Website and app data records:
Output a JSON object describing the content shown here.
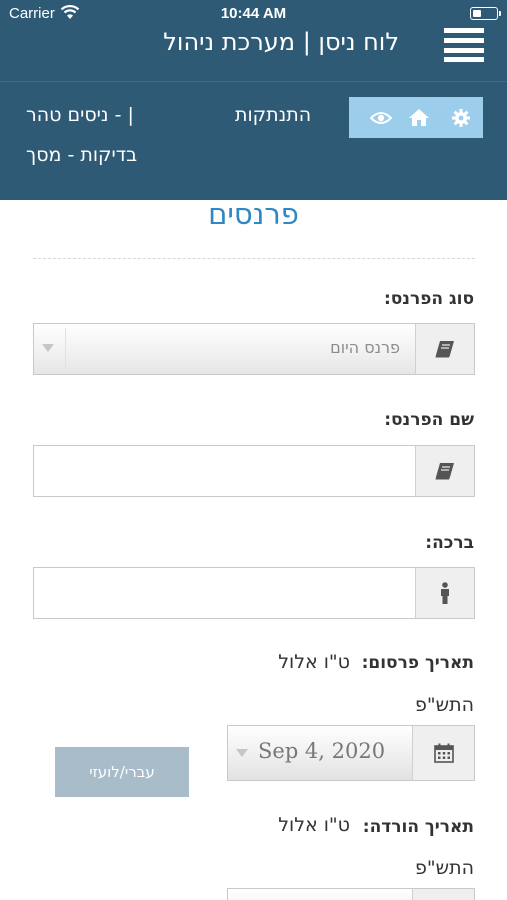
{
  "status_bar": {
    "carrier": "Carrier",
    "time": "10:44 AM"
  },
  "header": {
    "title": "לוח ניסן | מערכת ניהול",
    "logout_label": "התנתקות",
    "org_line1": "ניסים טהר - |",
    "org_line2": "בדיקות - מסך",
    "toolbar_icons": [
      "gear-icon",
      "home-icon",
      "eye-icon"
    ]
  },
  "page": {
    "title": "פרנסים",
    "form": {
      "sponsor_type": {
        "label": "סוג הפרנס:",
        "selected": "פרנס היום"
      },
      "sponsor_name": {
        "label": "שם הפרנס:",
        "value": ""
      },
      "blessing": {
        "label": "ברכה:",
        "value": ""
      },
      "publish_date": {
        "label": "תאריך פרסום:",
        "hebrew_date": "ט\"ו אלול",
        "hebrew_year": "התש\"פ",
        "value": "Sep 4, 2020"
      },
      "calendar_toggle_label": "עברי/לועזי",
      "remove_date": {
        "label": "תאריך הורדה:",
        "hebrew_date": "ט\"ו אלול",
        "hebrew_year": "התש\"פ"
      }
    }
  },
  "colors": {
    "header_bg": "#2f5a75",
    "toolbar_bg": "#9ccdea",
    "title": "#2f87c5",
    "toggle_bg": "#a9bcc9"
  }
}
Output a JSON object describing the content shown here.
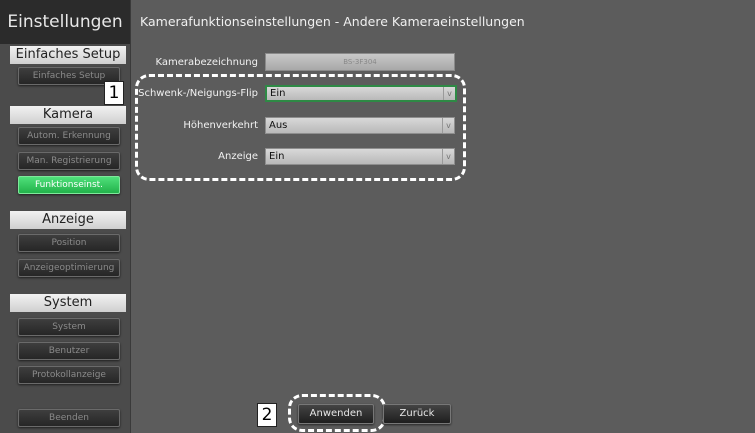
{
  "sidebar": {
    "title": "Einstellungen",
    "sections": [
      {
        "label": "Einfaches Setup",
        "items": [
          {
            "label": "Einfaches Setup",
            "active": false
          }
        ]
      },
      {
        "label": "Kamera",
        "items": [
          {
            "label": "Autom. Erkennung",
            "active": false
          },
          {
            "label": "Man. Registrierung",
            "active": false
          },
          {
            "label": "Funktionseinst.",
            "active": true
          }
        ]
      },
      {
        "label": "Anzeige",
        "items": [
          {
            "label": "Position",
            "active": false
          },
          {
            "label": "Anzeigeoptimierung",
            "active": false
          }
        ]
      },
      {
        "label": "System",
        "items": [
          {
            "label": "System",
            "active": false
          },
          {
            "label": "Benutzer",
            "active": false
          },
          {
            "label": "Protokollanzeige",
            "active": false
          }
        ]
      }
    ],
    "exit_label": "Beenden"
  },
  "main": {
    "title": "Kamerafunktionseinstellungen - Andere Kameraeinstellungen",
    "camera_name": {
      "label": "Kamerabezeichnung",
      "value": "BS-3F304"
    },
    "pan_tilt_flip": {
      "label": "Schwenk-/Neigungs-Flip",
      "value": "Ein"
    },
    "height_inverted": {
      "label": "Höhenverkehrt",
      "value": "Aus"
    },
    "display": {
      "label": "Anzeige",
      "value": "Ein"
    },
    "apply_label": "Anwenden",
    "back_label": "Zurück"
  },
  "callouts": {
    "one": "1",
    "two": "2"
  },
  "colors": {
    "accent_active": "#2fc456",
    "focus_border": "#2e8a45",
    "background": "#5c5c5c"
  }
}
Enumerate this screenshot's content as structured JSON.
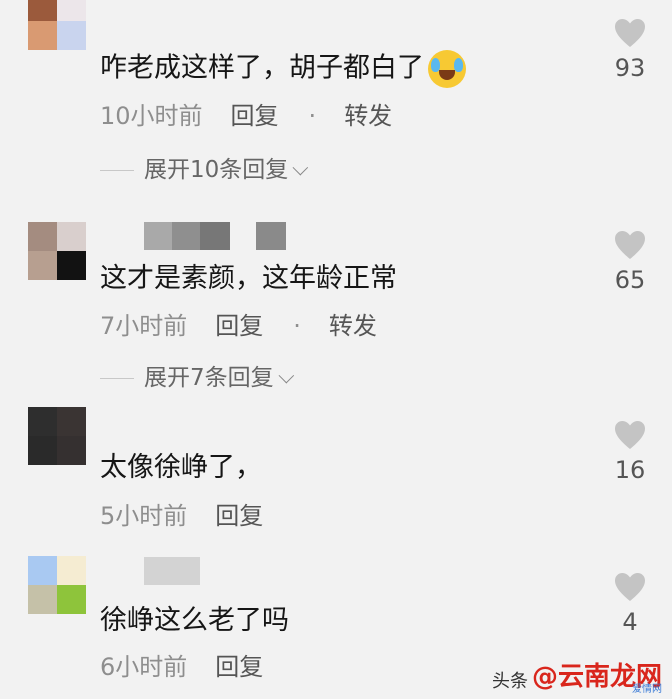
{
  "comments": [
    {
      "text": "咋老成这样了，胡子都白了",
      "emoji": "crying-laughing-emoji",
      "time": "10小时前",
      "reply": "回复",
      "dot": "·",
      "forward": "转发",
      "expand": "展开10条回复",
      "likes": "93",
      "avatar_colors": [
        "#9b5a3c",
        "#ece6ea",
        "#d99a72",
        "#c9d4ee"
      ]
    },
    {
      "text": "这才是素颜，这年龄正常",
      "time": "7小时前",
      "reply": "回复",
      "dot": "·",
      "forward": "转发",
      "expand": "展开7条回复",
      "likes": "65",
      "avatar_colors": [
        "#a48c80",
        "#d9cfcd",
        "#b79f90",
        "#121212"
      ]
    },
    {
      "text": "太像徐峥了，",
      "time": "5小时前",
      "reply": "回复",
      "likes": "16",
      "avatar_colors": [
        "#2e2e2e",
        "#3a3433",
        "#2a2a2a",
        "#353030"
      ]
    },
    {
      "text": "徐峥这么老了吗",
      "time": "6小时前",
      "reply": "回复",
      "likes": "4",
      "avatar_colors": [
        "#a9c9f2",
        "#f5ecd2",
        "#c5c1a8",
        "#8ec43b"
      ]
    }
  ],
  "watermark": {
    "source": "头条",
    "brand": "@云南龙网",
    "small": "爱情网"
  },
  "colors": {
    "background": "#f2f2f2",
    "heart": "#c4c4c4",
    "brand": "#d9261c"
  },
  "icons": {
    "like": "heart-icon",
    "expand": "chevron-down-icon"
  }
}
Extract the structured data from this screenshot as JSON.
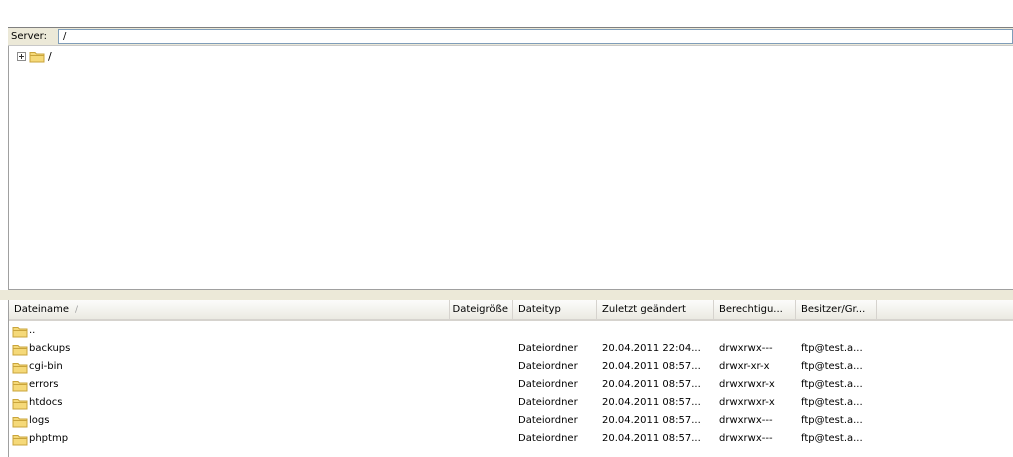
{
  "address_bar": {
    "label": "Server:",
    "path": "/"
  },
  "tree": {
    "root": {
      "label": "/",
      "icon": "folder-icon",
      "expander": "plus"
    }
  },
  "file_list": {
    "columns": [
      "Dateiname",
      "Dateigröße",
      "Dateityp",
      "Zuletzt geändert",
      "Berechtigu...",
      "Besitzer/Gr..."
    ],
    "sort_indicator": "/",
    "rows": [
      {
        "name": "..",
        "size": "",
        "type": "",
        "modified": "",
        "permissions": "",
        "owner": ""
      },
      {
        "name": "backups",
        "size": "",
        "type": "Dateiordner",
        "modified": "20.04.2011 22:04...",
        "permissions": "drwxrwx---",
        "owner": "ftp@test.a..."
      },
      {
        "name": "cgi-bin",
        "size": "",
        "type": "Dateiordner",
        "modified": "20.04.2011 08:57...",
        "permissions": "drwxr-xr-x",
        "owner": "ftp@test.a..."
      },
      {
        "name": "errors",
        "size": "",
        "type": "Dateiordner",
        "modified": "20.04.2011 08:57...",
        "permissions": "drwxrwxr-x",
        "owner": "ftp@test.a..."
      },
      {
        "name": "htdocs",
        "size": "",
        "type": "Dateiordner",
        "modified": "20.04.2011 08:57...",
        "permissions": "drwxrwxr-x",
        "owner": "ftp@test.a..."
      },
      {
        "name": "logs",
        "size": "",
        "type": "Dateiordner",
        "modified": "20.04.2011 08:57...",
        "permissions": "drwxrwx---",
        "owner": "ftp@test.a..."
      },
      {
        "name": "phptmp",
        "size": "",
        "type": "Dateiordner",
        "modified": "20.04.2011 08:57...",
        "permissions": "drwxrwx---",
        "owner": "ftp@test.a..."
      }
    ]
  },
  "colors": {
    "folder": "#f5d979",
    "folder_border": "#c9a43b",
    "panel": "#ece9d8"
  }
}
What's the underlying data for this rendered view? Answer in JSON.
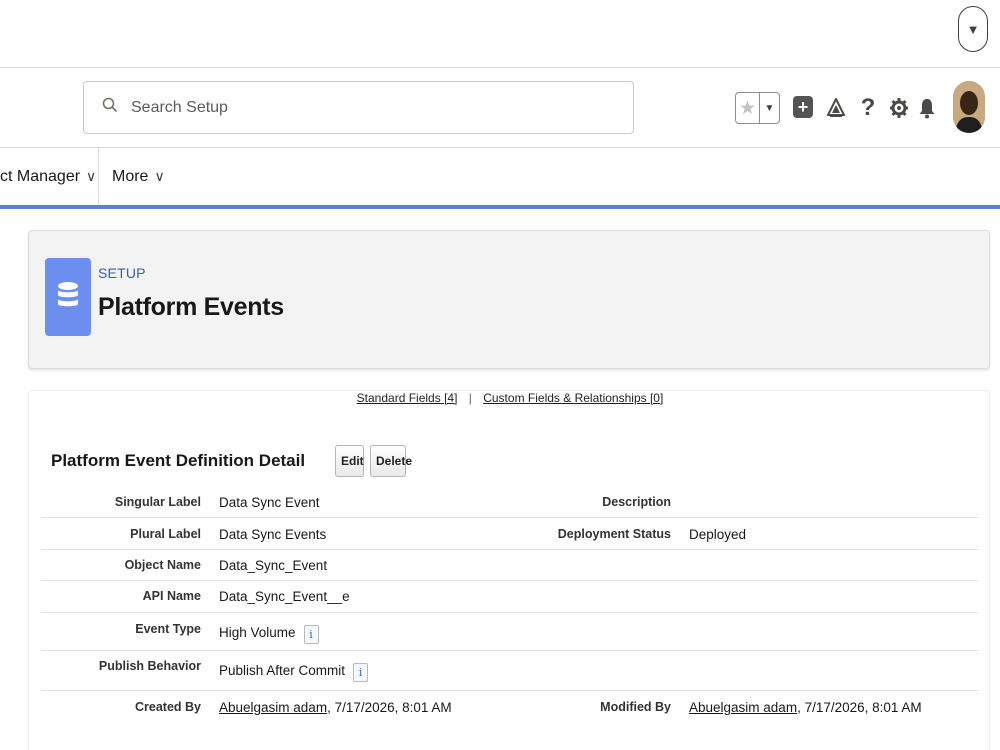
{
  "colors": {
    "accent": "#5f7ed8",
    "page_icon": "#6b8eef",
    "breadcrumb": "#3a5ea8"
  },
  "top": {
    "user_menu_caret": "▼"
  },
  "header": {
    "search": {
      "placeholder": "Search Setup",
      "icon": "search-icon"
    },
    "icons": [
      "favorites-star-icon",
      "chevron-down-icon",
      "add-icon",
      "trailhead-icon",
      "help-icon",
      "gear-icon",
      "bell-icon",
      "avatar"
    ]
  },
  "nav": {
    "items": [
      {
        "label": "ct Manager",
        "caret": "∨"
      },
      {
        "label": "More",
        "caret": "∨"
      }
    ]
  },
  "page_header": {
    "breadcrumb": "SETUP",
    "title": "Platform Events",
    "icon": "database-icon"
  },
  "related_links": {
    "standard": "Standard Fields",
    "standard_count": "[4]",
    "custom": "Custom Fields & Relationships",
    "custom_count": "[0]",
    "separator": "|"
  },
  "detail": {
    "section_title": "Platform Event Definition Detail",
    "edit_label": "Edit",
    "delete_label": "Delete",
    "rows": [
      {
        "label": "Singular Label",
        "value": "Data Sync Event",
        "right_label": "Description",
        "right_value": ""
      },
      {
        "label": "Plural Label",
        "value": "Data Sync Events",
        "right_label": "Deployment Status",
        "right_value": "Deployed"
      },
      {
        "label": "Object Name",
        "value": "Data_Sync_Event"
      },
      {
        "label": "API Name",
        "value": "Data_Sync_Event__e"
      },
      {
        "label": "Event Type",
        "value": "High Volume",
        "info": "i"
      },
      {
        "label": "Publish Behavior",
        "value": "Publish After Commit",
        "info": "i"
      },
      {
        "label": "Created By",
        "user": "Abuelgasim adam",
        "date": ", 7/17/2026, 8:01 AM",
        "right_label": "Modified By",
        "right_user": "Abuelgasim adam",
        "right_date": ", 7/17/2026, 8:01 AM"
      }
    ]
  }
}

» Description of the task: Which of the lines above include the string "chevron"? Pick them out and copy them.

» Task output:
    "expand": "chevron-down-icon"
      "chevron-down-icon",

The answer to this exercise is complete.